What You Might Not Know About Coffee and Caffeine

It does a whole lot more than just wake you up!

If you’re a caffeine fiend, you might know that first sip of coffee or tea in the morning feels so darn good. And for 88% of us is great for us as well (see #4 below). But there’s a lot about your favorite sunrise pick-me-up you might not know. Read on for a bouquet of surprises.
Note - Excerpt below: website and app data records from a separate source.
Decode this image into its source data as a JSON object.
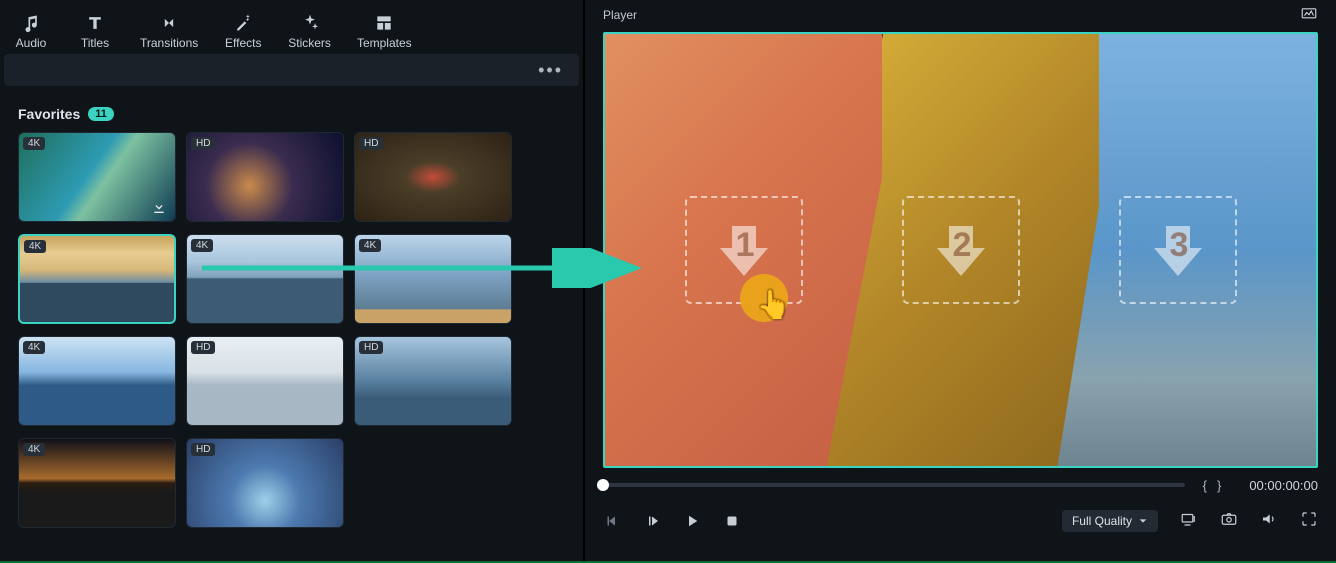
{
  "tabs": {
    "audio": "Audio",
    "titles": "Titles",
    "transitions": "Transitions",
    "effects": "Effects",
    "stickers": "Stickers",
    "templates": "Templates"
  },
  "library": {
    "section_title": "Favorites",
    "count": "11",
    "items": [
      {
        "quality": "4K",
        "has_download": true,
        "selected": false
      },
      {
        "quality": "HD",
        "has_download": false,
        "selected": false
      },
      {
        "quality": "HD",
        "has_download": false,
        "selected": false
      },
      {
        "quality": "4K",
        "has_download": false,
        "selected": true
      },
      {
        "quality": "4K",
        "has_download": false,
        "selected": false
      },
      {
        "quality": "4K",
        "has_download": false,
        "selected": false
      },
      {
        "quality": "4K",
        "has_download": false,
        "selected": false
      },
      {
        "quality": "HD",
        "has_download": false,
        "selected": false
      },
      {
        "quality": "HD",
        "has_download": false,
        "selected": false
      },
      {
        "quality": "4K",
        "has_download": false,
        "selected": false
      },
      {
        "quality": "HD",
        "has_download": false,
        "selected": false
      }
    ]
  },
  "player": {
    "title": "Player",
    "drop_slots": [
      "1",
      "2",
      "3"
    ],
    "timecode": "00:00:00:00",
    "brace_open": "{",
    "brace_close": "}",
    "quality_label": "Full Quality"
  }
}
  1. Coffee can cause contractions along your large intestines. Drinking coffee doesn’t cause everyone to run for the toilet, but among those who are so moved, the effect is likely related to colon contractions. One 1990 study found that people who reported the urge to go to the bathroom after drinking coffee did indeed have more pressure in their colons and rectums after drinking 200ml of coffee. Interestingly, decaf coffee (which has a little bit of caffeine) produced an effect, too—though hot water did nada. The jury’s still out on exactly how much of this coffee effect is related to caffeine in particular.
  1. Darker roasts of coffee have less caffeine. This might seem counterintuitive, because darker roasts can have such a strong taste, but it’s true: the more roasted your beans, the less caf in the coffee. Each bean loses caffeine as it roasts, so dark-roasted coffee brewed by volume has less caffeine than lighter roasts. (That said, roasting also shrinks beans, so dark coffee brewed by weight could actually have more caffeine.) Darker coffee is also easier on the stomach (not Dr. Mike’s though—he likes more caffeine and lighter roasts.) As coffee roasts, it creates a compound called N-methylpyridinium (NMP), which causes stomach cells to secrete less acid. The longer coffee roasts, the more NMP it creates, and the less acid your stomach cells secrete.
  1. Caffeine has the opposite effect on men under stress as on women. In one study, a group of college students drank either decaf or caffeinated coffee, then performed a series of stressful tasks. Women reported more confidence and outperformed men on collaborative tasks when they’d had caffeine. But for men, the reverse was true: they felt less confident after they’d imbibed, and did worse on stressful tasks. Did they not put whiskey in the men’s coffee and repeat the study? If they did so, they did not report that test in the journal in which this study was published.
  1. For about 88 percent of us in North America, caffeine has a strong health benefit. The more caffeine, the greater the age-reducing benefit. If you are a fast metabolizer of caffeine (a genetic trait that 88% of us have) , you do not have headaches, abnormal heart beats, anxiety, or gastric upset with 12 ounces of a usual strength cup of coffee, you gain more benefits from caffeine (with water or in coffee) the more you drink. If you are in the 12% of slow metabolizers, you get no health benefits from coffee. Caffeine for the 88% of us in North America that are fast metabolizers decreases Alzheimer’s, Parkinson’s and Type2 diabetes risk by more than 20% and the risk of 9 cancers too. So enjoy more of that joe!